▸ About this task: Without changing a single word, write out every entry.

▸ Given information:

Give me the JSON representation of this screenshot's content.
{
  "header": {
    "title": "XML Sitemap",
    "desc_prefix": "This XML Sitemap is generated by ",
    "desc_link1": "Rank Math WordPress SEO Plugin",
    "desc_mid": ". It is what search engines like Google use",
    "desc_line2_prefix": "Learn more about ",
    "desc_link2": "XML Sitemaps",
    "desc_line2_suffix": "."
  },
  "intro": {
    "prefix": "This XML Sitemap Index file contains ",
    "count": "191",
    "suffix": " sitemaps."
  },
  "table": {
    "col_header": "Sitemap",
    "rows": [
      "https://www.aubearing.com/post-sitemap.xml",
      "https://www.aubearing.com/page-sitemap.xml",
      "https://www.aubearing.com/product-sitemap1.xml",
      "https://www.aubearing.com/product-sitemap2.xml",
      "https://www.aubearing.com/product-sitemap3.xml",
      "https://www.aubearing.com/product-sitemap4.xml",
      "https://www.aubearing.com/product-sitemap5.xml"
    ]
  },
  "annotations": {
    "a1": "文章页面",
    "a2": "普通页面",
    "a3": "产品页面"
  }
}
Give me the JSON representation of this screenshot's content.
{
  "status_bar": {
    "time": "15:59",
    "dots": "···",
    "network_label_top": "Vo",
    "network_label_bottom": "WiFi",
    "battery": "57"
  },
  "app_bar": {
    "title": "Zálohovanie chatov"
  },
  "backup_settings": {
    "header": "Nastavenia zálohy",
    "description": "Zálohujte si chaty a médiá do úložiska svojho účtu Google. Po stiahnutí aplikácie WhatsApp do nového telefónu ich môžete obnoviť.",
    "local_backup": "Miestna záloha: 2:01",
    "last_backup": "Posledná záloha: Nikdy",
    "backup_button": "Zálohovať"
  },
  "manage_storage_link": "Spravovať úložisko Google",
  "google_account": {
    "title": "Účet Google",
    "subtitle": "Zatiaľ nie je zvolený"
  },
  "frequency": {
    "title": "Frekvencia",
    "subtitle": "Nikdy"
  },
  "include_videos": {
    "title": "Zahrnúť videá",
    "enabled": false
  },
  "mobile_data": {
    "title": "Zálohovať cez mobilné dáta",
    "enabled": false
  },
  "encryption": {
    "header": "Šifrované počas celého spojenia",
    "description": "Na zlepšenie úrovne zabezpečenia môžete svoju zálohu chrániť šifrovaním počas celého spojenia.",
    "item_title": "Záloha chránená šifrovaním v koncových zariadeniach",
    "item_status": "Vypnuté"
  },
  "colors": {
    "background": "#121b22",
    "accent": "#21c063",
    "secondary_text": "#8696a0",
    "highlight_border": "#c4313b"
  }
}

▸ Output for this task:
Give me the JSON representation of this screenshot's content.
{
  "header": {
    "title": "XML Sitemap",
    "desc_prefix": "This XML Sitemap is generated by ",
    "desc_link1": "Rank Math WordPress SEO Plugin",
    "desc_mid": ". It is what search engines like Google use",
    "desc_line2_prefix": "Learn more about ",
    "desc_link2": "XML Sitemaps",
    "desc_line2_suffix": "."
  },
  "intro": {
    "prefix": "This XML Sitemap Index file contains ",
    "count": "191",
    "suffix": " sitemaps."
  },
  "table": {
    "col_header": "Sitemap",
    "rows": [
      "https://www.aubearing.com/post-sitemap.xml",
      "https://www.aubearing.com/page-sitemap.xml",
      "https://www.aubearing.com/product-sitemap1.xml",
      "https://www.aubearing.com/product-sitemap2.xml",
      "https://www.aubearing.com/product-sitemap3.xml",
      "https://www.aubearing.com/product-sitemap4.xml",
      "https://www.aubearing.com/product-sitemap5.xml"
    ]
  },
  "annotations": {
    "a1": "文章页面",
    "a2": "普通页面",
    "a3": "产品页面"
  }
}
Give me the JSON representation of this screenshot's content.
{
  "status_bar": {
    "time": "15:59",
    "dots": "···",
    "network_label_top": "Vo",
    "network_label_bottom": "WiFi",
    "battery": "57"
  },
  "app_bar": {
    "title": "Zálohovanie chatov"
  },
  "backup_settings": {
    "header": "Nastavenia zálohy",
    "description": "Zálohujte si chaty a médiá do úložiska svojho účtu Google. Po stiahnutí aplikácie WhatsApp do nového telefónu ich môžete obnoviť.",
    "local_backup": "Miestna záloha: 2:01",
    "last_backup": "Posledná záloha: Nikdy",
    "backup_button": "Zálohovať"
  },
  "manage_storage_link": "Spravovať úložisko Google",
  "google_account": {
    "title": "Účet Google",
    "subtitle": "Zatiaľ nie je zvolený"
  },
  "frequency": {
    "title": "Frekvencia",
    "subtitle": "Nikdy"
  },
  "include_videos": {
    "title": "Zahrnúť videá",
    "enabled": false
  },
  "mobile_data": {
    "title": "Zálohovať cez mobilné dáta",
    "enabled": false
  },
  "encryption": {
    "header": "Šifrované počas celého spojenia",
    "description": "Na zlepšenie úrovne zabezpečenia môžete svoju zálohu chrániť šifrovaním počas celého spojenia.",
    "item_title": "Záloha chránená šifrovaním v koncových zariadeniach",
    "item_status": "Vypnuté"
  },
  "colors": {
    "background": "#121b22",
    "accent": "#21c063",
    "secondary_text": "#8696a0",
    "highlight_border": "#c4313b"
  }
}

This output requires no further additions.